The last question would be hard to believe.
There’s been too much disagreement and defiance about this subject. There’s a fair amount of people that don’t believe in masks and believe they do more harm than good. The election hysteria is to blame, but way too many people believed COVID-19 would disappear after election night.
That’s how widespread the views of a pandemic have been.
I wholeheartedly understand the strains this has put on all of us, financial and otherwise, but behavior and awareness is well within our control. You would think, having already experienced a state shutdown, that we’d all be more considerate of those two items.
However, it took one night after Gov. Walz’ announcement to confirm my doubts.
In the last volleyball match I covered this season, I sat in stands at a social distance to take photos.
About 10 feet to my right were a group of parents sitting together. One particular overzealous parent caught my attention. He was the type of parent that you don't want to be: the one that screams at the referees and stomps his feet like when a call doesn’t go his team’s way.

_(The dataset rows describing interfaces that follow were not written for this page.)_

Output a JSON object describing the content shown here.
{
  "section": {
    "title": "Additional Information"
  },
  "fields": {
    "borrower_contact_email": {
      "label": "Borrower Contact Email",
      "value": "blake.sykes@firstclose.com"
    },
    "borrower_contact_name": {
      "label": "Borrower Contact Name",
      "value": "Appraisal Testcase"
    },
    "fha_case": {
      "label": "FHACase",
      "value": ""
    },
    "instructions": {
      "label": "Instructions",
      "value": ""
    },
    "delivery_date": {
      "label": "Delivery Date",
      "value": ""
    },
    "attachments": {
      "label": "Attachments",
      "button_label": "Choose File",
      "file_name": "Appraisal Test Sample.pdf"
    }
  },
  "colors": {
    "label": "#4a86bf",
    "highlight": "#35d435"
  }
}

After one child-like outburst, he took venom out of the opposing team’s fan section. As the opponents were set to take a two-set advantage, the fans began chanting “start the busses.” The grown man had a clunky, albeit fair response back: “At least we’re wearing masks.”
He was right in his criticism as some fans in that section didn’t bother with a mask. He had me in his corner until I looked at him. He had his mask on, but it wasn’t covering his nose, rendering it virtually useless. Also, many of the parents in that group weren’t wearing masks, either.
People stink and we have to do better.
Yet, coming from a vintage point of covering activities over the past three months, I still have faith for this winter.
That one incident at that volleyball match does not represent the lengths most students, coaches, organizers and fans took to make the fall sports season possible.
I was impressed whenever I saw athletic directors walk through the stands to make sure fans were wearing their masks. I was further impressed by stories of athletes taking the lead in making sure fellow teammates were following protocols. From coaches barking out instructions through a mask to athletes sitting on the bench six feet apart, efforts were made to ensure that the games went on.
And the games were still canceled.
In the spring, I often was asked what it was like to be a sports writer during a pandemic. I replied with the same answer over and over again: it’s hard to be a sports writer when there’s no sports. I admit on the front end that my hope for a winter season is in part that it makes my life and my job so much easier.
It was a joy to cover games again. It was a pleasure to talk to athletes and coaches about what they were doing on their field of play. That’s much better than hearing their responses, sometimes through tears, of what it was like to be sidelined. That was something I appreciated, something I was thankful for.
Safety should always be the priority, no matter what. With that, I hope that the winter isn’t a repeat of the spring. I just hope we all do our part to make the games a reality again.